(Collected data entries)
---
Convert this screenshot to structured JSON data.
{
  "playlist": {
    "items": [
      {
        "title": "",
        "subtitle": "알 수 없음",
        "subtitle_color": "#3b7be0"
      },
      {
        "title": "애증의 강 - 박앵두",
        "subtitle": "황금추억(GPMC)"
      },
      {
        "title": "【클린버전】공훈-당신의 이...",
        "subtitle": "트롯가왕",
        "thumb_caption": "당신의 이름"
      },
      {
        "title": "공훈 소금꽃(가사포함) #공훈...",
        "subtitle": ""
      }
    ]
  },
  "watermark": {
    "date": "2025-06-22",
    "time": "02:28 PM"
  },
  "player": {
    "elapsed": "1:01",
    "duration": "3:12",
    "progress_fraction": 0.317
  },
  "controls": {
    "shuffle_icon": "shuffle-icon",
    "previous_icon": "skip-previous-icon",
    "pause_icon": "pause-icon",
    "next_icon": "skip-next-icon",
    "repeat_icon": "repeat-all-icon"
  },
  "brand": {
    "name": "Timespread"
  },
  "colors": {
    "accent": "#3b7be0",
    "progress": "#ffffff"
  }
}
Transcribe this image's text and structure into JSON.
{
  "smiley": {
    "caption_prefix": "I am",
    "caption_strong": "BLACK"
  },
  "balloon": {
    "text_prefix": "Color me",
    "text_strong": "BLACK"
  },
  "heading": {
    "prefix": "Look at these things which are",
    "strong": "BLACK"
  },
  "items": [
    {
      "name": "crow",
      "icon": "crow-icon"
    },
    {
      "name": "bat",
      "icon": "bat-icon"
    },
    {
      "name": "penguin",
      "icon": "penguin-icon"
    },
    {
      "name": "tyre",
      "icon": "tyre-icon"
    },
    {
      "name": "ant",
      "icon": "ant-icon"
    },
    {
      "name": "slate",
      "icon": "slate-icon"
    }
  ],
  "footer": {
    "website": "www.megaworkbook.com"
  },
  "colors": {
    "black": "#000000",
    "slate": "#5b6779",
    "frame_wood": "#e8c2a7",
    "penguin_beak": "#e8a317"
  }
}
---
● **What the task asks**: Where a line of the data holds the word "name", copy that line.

● **Response box**:
    "name": "Timespread"
      "name": "crow",
      "name": "bat",
      "name": "penguin",
      "name": "tyre",
      "name": "ant",
      "name": "slate",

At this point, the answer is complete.